Still, Stucki said a third of the nearly 1,500 waterfront residents are seeing only sand and stumps right now, which can lead to frustration.

What’s more, safety is a concern. Stucki said families are worried that with the water so low, kids who find rare places to swim won’t be easily reached in an emergency.

Cascade Water Alliance is working closely with first responders to ensure safety for residents, said spokeswoman Elaine Kraft.

“We’ve extended a dock here and there to get in for emergency calls” if they are needed, she said.

She noted that public parks are closed on parts of the lake where emergency response would be difficult.


An Army Corps of Engineers project allowed Cascade Water Alliance to add more water to the lake this week, Cascade spokeswoman Elaine Kraft said.

The diversion from the White River was made possible as part of a three-phase project meant to help with fish migration. To make all the repairs, river flows will be reduced around a barrier and water will be stored above the Mud Mountain Dam.

In each phase of the project, any water in excess of minimum flow requirements will be diverted into Lake Tapps.

A news release announcing the first batch of water said residents should see Lake Tapps rise at a rate of about a half foot to a foot per day for about a week.

“It will be a lot more full,” Kraft said. “They should start seeing the lake inch up hourly, and certainly day by day.”

Kraft said Cascade can’t say exactly how much water will be diverted. Once the Mud Mountain project is complete, local officials will assess safety to determine if the lake can reopen for recreation.

The second phase of the project is scheduled for June 19, Kraft added, and Cascade will repeat the process at its completion.

It’s unclear if any more water will be diverted to the lake after the third phase, she said.

Mike Gallagher, regional water resources manager for the state Department of Ecology, said his agency’s primary concern is ensuring adequate flows in the White River for fish migration, habitat and water quality.

“It’s important that rivers are maintained at certain volumes and temperatures for the overall environmental health of the river,” Gallagher said.

Ecology has issued a temporary water-rights permit to allow Cascade to capitalize on the temporary change in flows. It expires July 10.

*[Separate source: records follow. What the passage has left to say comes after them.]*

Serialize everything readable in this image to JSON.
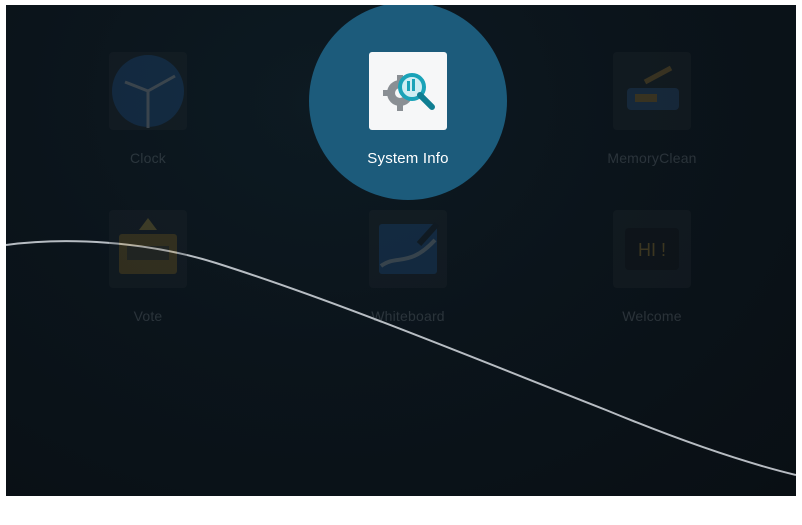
{
  "apps": [
    {
      "label": "Clock",
      "icon": "clock-icon"
    },
    {
      "label": "System Info",
      "icon": "system-info-icon",
      "focused": true
    },
    {
      "label": "MemoryClean",
      "icon": "memory-clean-icon"
    },
    {
      "label": "Vote",
      "icon": "vote-icon"
    },
    {
      "label": "Whiteboard",
      "icon": "whiteboard-icon"
    },
    {
      "label": "Welcome",
      "icon": "welcome-icon"
    }
  ],
  "welcome_icon_text": "HI !",
  "colors": {
    "background": "#0b141b",
    "focus_highlight": "#1c5b7b",
    "label_active": "#ffffff",
    "label_dim": "#9aa3aa"
  }
}
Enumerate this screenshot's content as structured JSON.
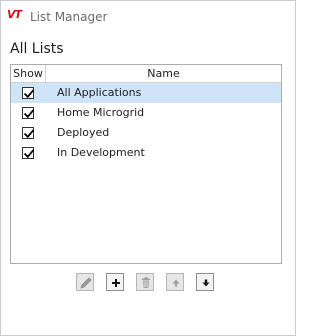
{
  "window": {
    "logo_text": "VT",
    "title": "List Manager"
  },
  "heading": "All Lists",
  "table": {
    "columns": [
      "Show",
      "Name"
    ],
    "rows": [
      {
        "checked": true,
        "name": "All Applications",
        "selected": true
      },
      {
        "checked": true,
        "name": "Home Microgrid",
        "selected": false
      },
      {
        "checked": true,
        "name": "Deployed",
        "selected": false
      },
      {
        "checked": true,
        "name": "In Development",
        "selected": false
      }
    ]
  },
  "toolbar": {
    "buttons": [
      {
        "icon": "pencil-icon",
        "enabled": false
      },
      {
        "icon": "plus-icon",
        "enabled": true
      },
      {
        "icon": "trash-icon",
        "enabled": false
      },
      {
        "icon": "arrow-up-icon",
        "enabled": false
      },
      {
        "icon": "arrow-down-icon",
        "enabled": true
      }
    ]
  },
  "colors": {
    "selected_row": "#cfe5f7",
    "logo_red": "#c8161d"
  }
}
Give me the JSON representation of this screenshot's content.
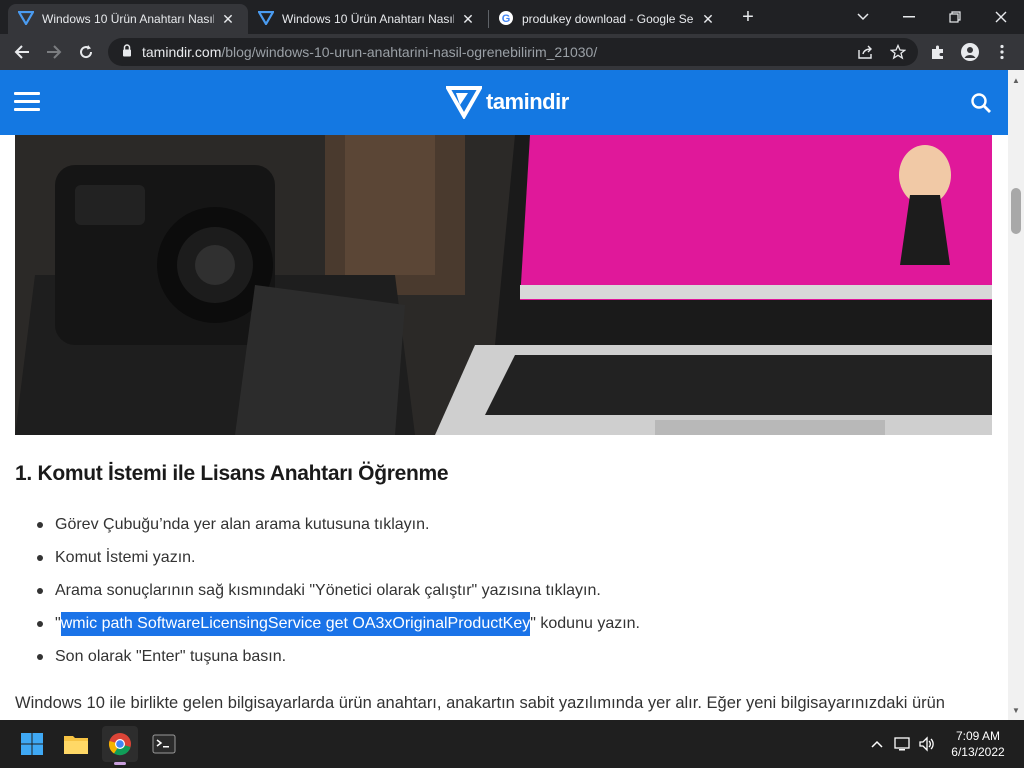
{
  "tabs": [
    {
      "title": "Windows 10 Ürün Anahtarı Nasıl",
      "active": true,
      "favicon": "tamindir-icon"
    },
    {
      "title": "Windows 10 Ürün Anahtarı Nasıl",
      "active": false,
      "favicon": "tamindir-icon"
    },
    {
      "title": "produkey download - Google Se",
      "active": false,
      "favicon": "google-icon"
    }
  ],
  "address": {
    "host": "tamindir.com",
    "path": "/blog/windows-10-urun-anahtarini-nasil-ogrenebilirim_21030/"
  },
  "site": {
    "logo_text": "tamindir",
    "brand_color": "#1478e2"
  },
  "article": {
    "heading": "1. Komut İstemi ile Lisans Anahtarı Öğrenme",
    "steps": [
      "Görev Çubuğu’nda yer alan arama kutusuna tıklayın.",
      "Komut İstemi yazın.",
      "Arama sonuçlarının sağ kısmındaki \"Yönetici olarak çalıştır\" yazısına tıklayın."
    ],
    "step4": {
      "open_quote": "\"",
      "selected": "wmic path SoftwareLicensingService get OA3xOriginalProductKey",
      "rest": "\" kodunu yazın."
    },
    "step5": "Son olarak \"Enter\" tuşuna basın.",
    "paragraph": "Windows 10 ile birlikte gelen bilgisayarlarda ürün anahtarı, anakartın sabit yazılımında yer alır. Eğer yeni bilgisayarınızdaki ürün"
  },
  "taskbar": {
    "apps": [
      "windows-start-icon",
      "file-explorer-icon",
      "chrome-icon",
      "terminal-icon"
    ],
    "time": "7:09 AM",
    "date": "6/13/2022"
  }
}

The low water at Lake Tapps shouldn’t be a persistent problem in years to come, Gallagher said. The combination of a lack of snowfall and the lake’s dramatic drawdown created a perfect storm that’s unlikely to occur again.

Stucki holds out some hope that the water released from the Mud Mountain Dam might salvage the popular Independence Day fireworks display, which many people watch from their boats.

He said most residents have been understanding about the unusually shallow lake this year.

“People have been pretty patient so far,” he said.